Assignment:
Every entry, from first to last, must be written out exactly.

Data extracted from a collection
☆ ☆ ☆ ☆
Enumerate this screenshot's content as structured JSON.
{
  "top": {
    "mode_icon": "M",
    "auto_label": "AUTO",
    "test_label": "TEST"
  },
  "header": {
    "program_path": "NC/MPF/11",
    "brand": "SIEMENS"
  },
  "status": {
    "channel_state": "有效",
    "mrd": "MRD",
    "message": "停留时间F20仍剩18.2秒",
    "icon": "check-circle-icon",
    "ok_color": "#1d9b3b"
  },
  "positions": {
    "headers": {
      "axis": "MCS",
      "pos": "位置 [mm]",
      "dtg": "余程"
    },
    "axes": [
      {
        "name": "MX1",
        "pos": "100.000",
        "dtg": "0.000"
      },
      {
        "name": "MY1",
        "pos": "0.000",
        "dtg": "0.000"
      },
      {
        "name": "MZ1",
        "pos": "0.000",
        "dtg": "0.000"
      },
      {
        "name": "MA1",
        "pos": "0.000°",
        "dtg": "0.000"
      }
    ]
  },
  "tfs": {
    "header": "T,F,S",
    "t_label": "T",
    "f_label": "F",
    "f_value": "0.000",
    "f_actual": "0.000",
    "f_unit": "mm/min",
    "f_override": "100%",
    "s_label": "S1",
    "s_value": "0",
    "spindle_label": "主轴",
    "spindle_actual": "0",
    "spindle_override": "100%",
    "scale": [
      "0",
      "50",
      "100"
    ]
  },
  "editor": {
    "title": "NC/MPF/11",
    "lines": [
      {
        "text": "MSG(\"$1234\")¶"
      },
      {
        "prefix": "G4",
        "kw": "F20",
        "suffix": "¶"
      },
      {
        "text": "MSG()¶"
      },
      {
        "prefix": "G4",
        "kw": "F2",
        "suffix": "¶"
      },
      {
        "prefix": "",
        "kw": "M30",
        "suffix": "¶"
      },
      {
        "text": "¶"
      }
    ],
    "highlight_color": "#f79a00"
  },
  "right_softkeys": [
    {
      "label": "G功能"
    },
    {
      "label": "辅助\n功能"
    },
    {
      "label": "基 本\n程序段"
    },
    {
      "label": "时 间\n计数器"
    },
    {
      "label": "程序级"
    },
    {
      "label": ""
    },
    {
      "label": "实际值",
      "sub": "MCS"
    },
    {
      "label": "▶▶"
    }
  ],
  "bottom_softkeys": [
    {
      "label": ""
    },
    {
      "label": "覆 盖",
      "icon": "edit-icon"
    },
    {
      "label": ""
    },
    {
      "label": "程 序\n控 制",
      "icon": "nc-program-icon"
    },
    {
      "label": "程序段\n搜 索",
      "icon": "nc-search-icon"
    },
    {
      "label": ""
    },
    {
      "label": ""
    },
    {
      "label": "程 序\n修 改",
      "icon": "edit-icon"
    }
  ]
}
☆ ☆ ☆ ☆
Solution to the problem:
Enumerate this screenshot's content as structured JSON.
{
  "top": {
    "mode_icon": "M",
    "auto_label": "AUTO",
    "test_label": "TEST"
  },
  "header": {
    "program_path": "NC/MPF/11",
    "brand": "SIEMENS"
  },
  "status": {
    "channel_state": "有效",
    "mrd": "MRD",
    "message": "停留时间F20仍剩18.2秒",
    "icon": "check-circle-icon",
    "ok_color": "#1d9b3b"
  },
  "positions": {
    "headers": {
      "axis": "MCS",
      "pos": "位置 [mm]",
      "dtg": "余程"
    },
    "axes": [
      {
        "name": "MX1",
        "pos": "100.000",
        "dtg": "0.000"
      },
      {
        "name": "MY1",
        "pos": "0.000",
        "dtg": "0.000"
      },
      {
        "name": "MZ1",
        "pos": "0.000",
        "dtg": "0.000"
      },
      {
        "name": "MA1",
        "pos": "0.000°",
        "dtg": "0.000"
      }
    ]
  },
  "tfs": {
    "header": "T,F,S",
    "t_label": "T",
    "f_label": "F",
    "f_value": "0.000",
    "f_actual": "0.000",
    "f_unit": "mm/min",
    "f_override": "100%",
    "s_label": "S1",
    "s_value": "0",
    "spindle_label": "主轴",
    "spindle_actual": "0",
    "spindle_override": "100%",
    "scale": [
      "0",
      "50",
      "100"
    ]
  },
  "editor": {
    "title": "NC/MPF/11",
    "lines": [
      {
        "text": "MSG(\"$1234\")¶"
      },
      {
        "prefix": "G4",
        "kw": "F20",
        "suffix": "¶"
      },
      {
        "text": "MSG()¶"
      },
      {
        "prefix": "G4",
        "kw": "F2",
        "suffix": "¶"
      },
      {
        "prefix": "",
        "kw": "M30",
        "suffix": "¶"
      },
      {
        "text": "¶"
      }
    ],
    "highlight_color": "#f79a00"
  },
  "right_softkeys": [
    {
      "label": "G功能"
    },
    {
      "label": "辅助\n功能"
    },
    {
      "label": "基 本\n程序段"
    },
    {
      "label": "时 间\n计数器"
    },
    {
      "label": "程序级"
    },
    {
      "label": ""
    },
    {
      "label": "实际值",
      "sub": "MCS"
    },
    {
      "label": "▶▶"
    }
  ],
  "bottom_softkeys": [
    {
      "label": ""
    },
    {
      "label": "覆 盖",
      "icon": "edit-icon"
    },
    {
      "label": ""
    },
    {
      "label": "程 序\n控 制",
      "icon": "nc-program-icon"
    },
    {
      "label": "程序段\n搜 索",
      "icon": "nc-search-icon"
    },
    {
      "label": ""
    },
    {
      "label": ""
    },
    {
      "label": "程 序\n修 改",
      "icon": "edit-icon"
    }
  ]
}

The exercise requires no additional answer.